EXERCISE OBJECTIVE:
Some lines hold the string "Snake". Copy all of them from the material that follows.

EXCERPTED DATA:
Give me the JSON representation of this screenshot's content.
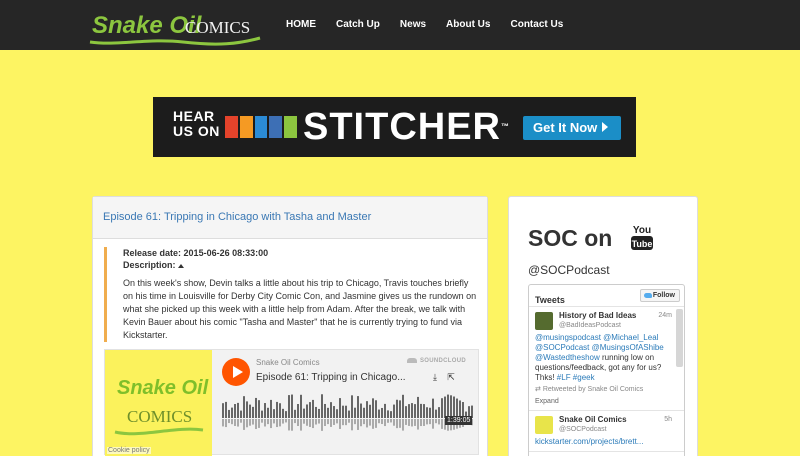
{
  "brand": {
    "name_part1": "Snake Oil",
    "name_part2": "COMICS"
  },
  "nav": [
    "HOME",
    "Catch Up",
    "News",
    "About Us",
    "Contact Us"
  ],
  "banner": {
    "hear": "HEAR",
    "us_on": "US ON",
    "word": "STITCHER",
    "tm": "™",
    "cta": "Get It Now",
    "bar_colors": [
      "#e4432b",
      "#f59a23",
      "#2b8bd6",
      "#3d6fb5",
      "#8cc53f"
    ]
  },
  "episode": {
    "title": "Episode 61: Tripping in Chicago with Tasha and Master",
    "release_label": "Release date:",
    "release_value": "2015-06-26 08:33:00",
    "description_label": "Description:",
    "description": "On this week's show, Devin talks a little about his trip to Chicago, Travis touches briefly on his time in Louisville for Derby City Comic Con, and Jasmine gives us the rundown on what she picked up this week with a little help from Adam. After the break, we talk with Kevin Bauer about his comic \"Tasha and Master\" that he is currently trying to fund via Kickstarter."
  },
  "player": {
    "artwork_line1": "Snake Oil",
    "artwork_line2": "COMICS",
    "cookie": "Cookie policy",
    "user": "Snake Oil Comics",
    "brand": "SOUNDCLOUD",
    "title": "Episode 61: Tripping in Chicago...",
    "duration": "1:39:05",
    "progress": 0,
    "accent": "#ff5500"
  },
  "sidebar": {
    "soc_on": "SOC on",
    "youtube_top": "You",
    "youtube_bottom": "Tube",
    "handle": "@SOCPodcast"
  },
  "twitter": {
    "heading": "Tweets",
    "follow": "Follow",
    "tweets": [
      {
        "name": "History of Bad Ideas",
        "handle": "@BadIdeasPodcast",
        "time": "24m",
        "mentions": "@musingspodcast @Michael_Leal @SOCPodcast @MusingsOfAShibe @Wastedtheshow",
        "text": "running low on questions/feedback, got any for us? Thks!",
        "tags": "#LF #geek",
        "retweet": "Retweeted by Snake Oil Comics",
        "expand": "Expand"
      },
      {
        "name": "Snake Oil Comics",
        "handle": "@SOCPodcast",
        "time": "5h",
        "text": "kickstarter.com/projects/brett..."
      }
    ]
  }
}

RESULT OF THIS EXERCISE:
    "name_part1": "Snake Oil",
    "artwork_line1": "Snake Oil",
    "user": "Snake Oil Comics",
        "retweet": "Retweeted by Snake Oil Comics",
        "name": "Snake Oil Comics",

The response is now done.